Ex America: The 50th Anniversary of the People's Pottage
This book is the darkest of Garrett's works, but he tells the full truth about the disaster of the New Deal. It contains three eloquent and long essays: “The Revolution Was,” which explains how the revolution came to the U.S. “within the form”; “Ex-America” which attacks the heart of the New Deal, and “The Rise of Empire,” which critically links the New Deal to the drive for entering World War II as an extension of the collectivist ambitions of Roosevelt.

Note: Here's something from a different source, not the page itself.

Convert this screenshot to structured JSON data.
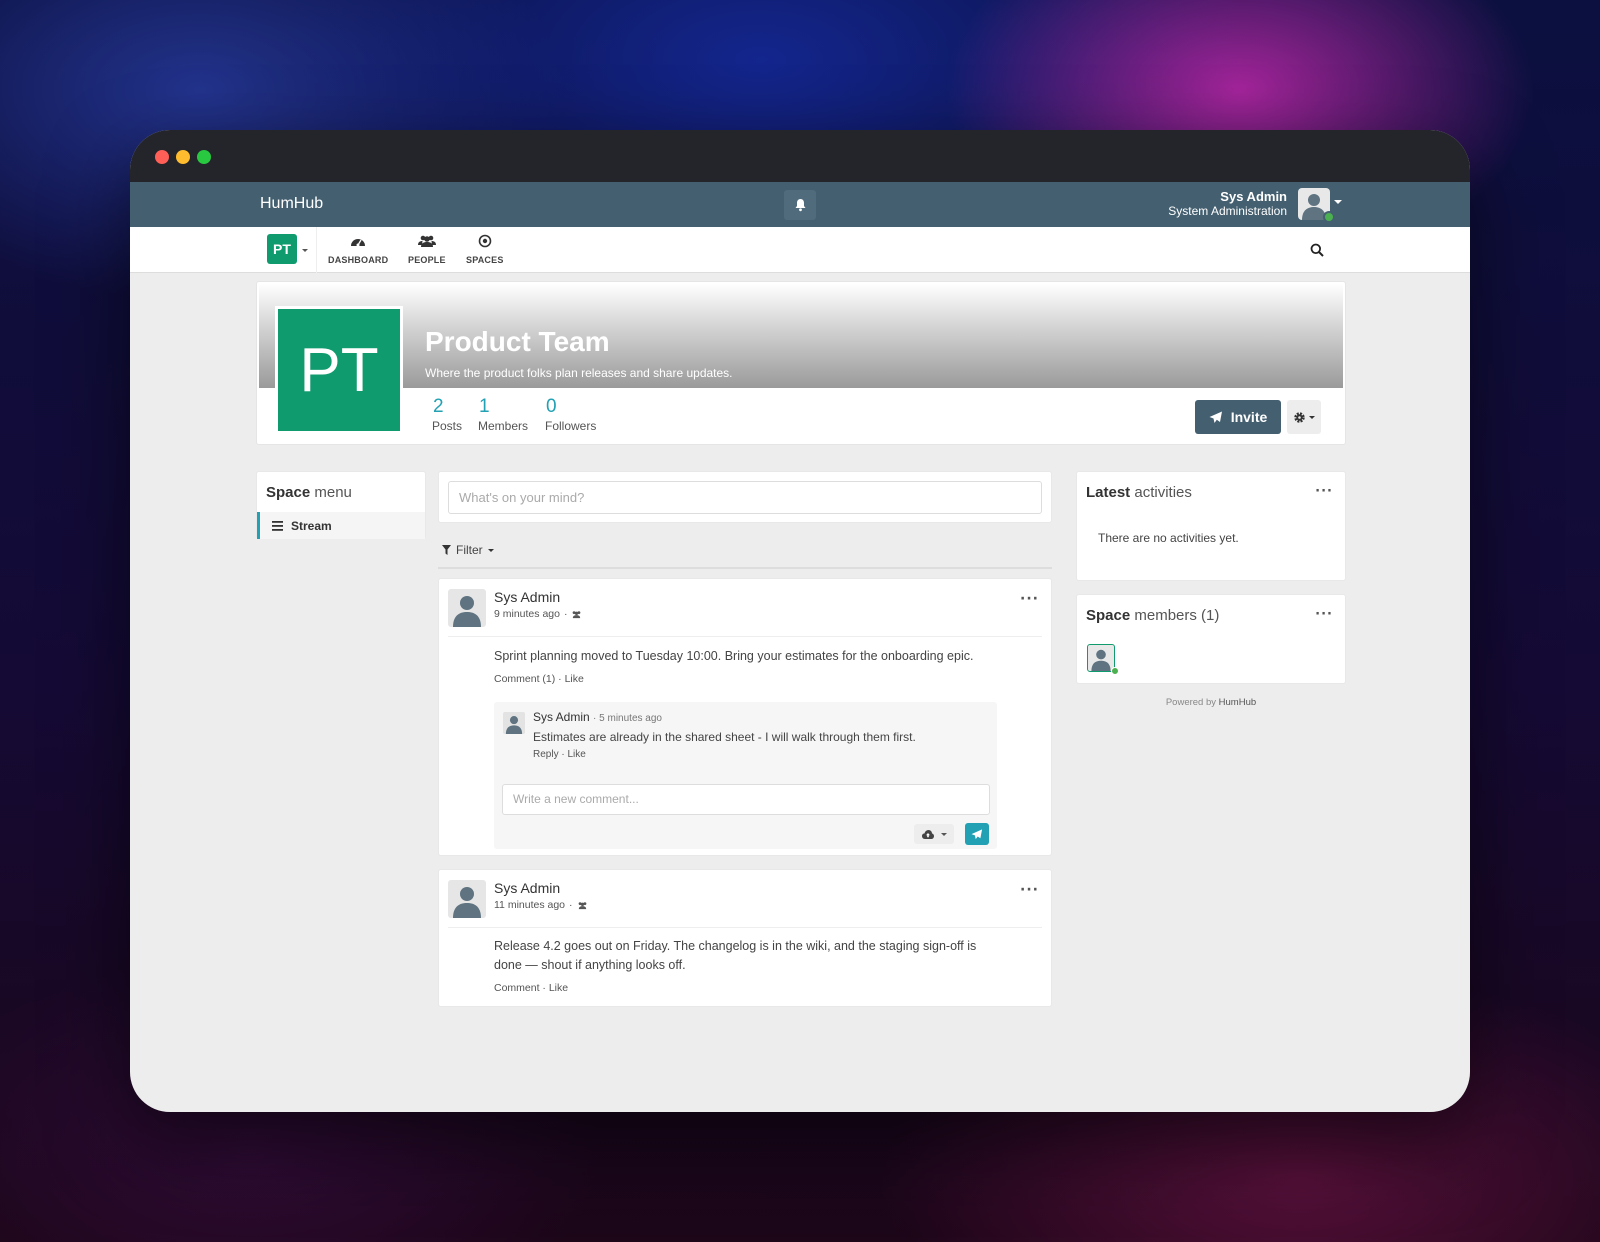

Here we have an illustration of the reality that the “conservative” idea did not begin with William F. Buckley, as people sometimes believe. Garet was passionate, erudite, and compelling, and he understood what the newly born American right of the mid-1950s wanted to erase from memory: the welfare and warfare states are two sides of the same stolen coin.
Murray Rothbard adored the book and tried to keep its memory alive. For it truly would have been a classic that every generation of political thinker would have read, but for the fact that it appeared in 1954, just before the New Right decided to blackout all memory of the genuine right that resisted the New Deal.